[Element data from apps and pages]
- - -
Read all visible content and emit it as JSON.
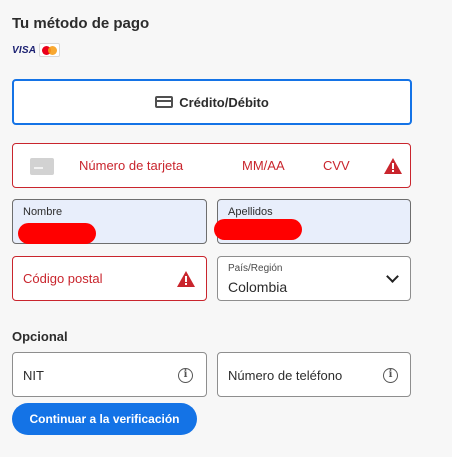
{
  "section_title": "Tu método de pago",
  "card_brands": {
    "visa_label": "VISA",
    "mastercard_icon": "mastercard-logo"
  },
  "payment_tab": {
    "label": "Crédito/Débito",
    "icon": "credit-card-icon"
  },
  "card_fields": {
    "number_placeholder": "Número de tarjeta",
    "expiry_placeholder": "MM/AA",
    "cvv_placeholder": "CVV",
    "error_icon": "warning-icon"
  },
  "name_field": {
    "label": "Nombre"
  },
  "surname_field": {
    "label": "Apellidos"
  },
  "postal_field": {
    "placeholder": "Código postal",
    "error_icon": "warning-icon"
  },
  "country_field": {
    "label": "País/Región",
    "value": "Colombia"
  },
  "optional_section": {
    "title": "Opcional"
  },
  "nit_field": {
    "placeholder": "NIT",
    "icon": "info-icon"
  },
  "phone_field": {
    "placeholder": "Número de teléfono",
    "icon": "info-icon"
  },
  "cta": {
    "label": "Continuar a la verificación"
  },
  "colors": {
    "accent": "#1473e6",
    "error": "#c9252d",
    "filled_bg": "#e8eefb",
    "redaction": "#ff0000"
  }
}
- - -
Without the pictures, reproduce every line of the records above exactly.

Read all visible content and emit it as JSON.
{
  "section_title": "Tu método de pago",
  "card_brands": {
    "visa_label": "VISA",
    "mastercard_icon": "mastercard-logo"
  },
  "payment_tab": {
    "label": "Crédito/Débito",
    "icon": "credit-card-icon"
  },
  "card_fields": {
    "number_placeholder": "Número de tarjeta",
    "expiry_placeholder": "MM/AA",
    "cvv_placeholder": "CVV",
    "error_icon": "warning-icon"
  },
  "name_field": {
    "label": "Nombre"
  },
  "surname_field": {
    "label": "Apellidos"
  },
  "postal_field": {
    "placeholder": "Código postal",
    "error_icon": "warning-icon"
  },
  "country_field": {
    "label": "País/Región",
    "value": "Colombia"
  },
  "optional_section": {
    "title": "Opcional"
  },
  "nit_field": {
    "placeholder": "NIT",
    "icon": "info-icon"
  },
  "phone_field": {
    "placeholder": "Número de teléfono",
    "icon": "info-icon"
  },
  "cta": {
    "label": "Continuar a la verificación"
  },
  "colors": {
    "accent": "#1473e6",
    "error": "#c9252d",
    "filled_bg": "#e8eefb",
    "redaction": "#ff0000"
  }
}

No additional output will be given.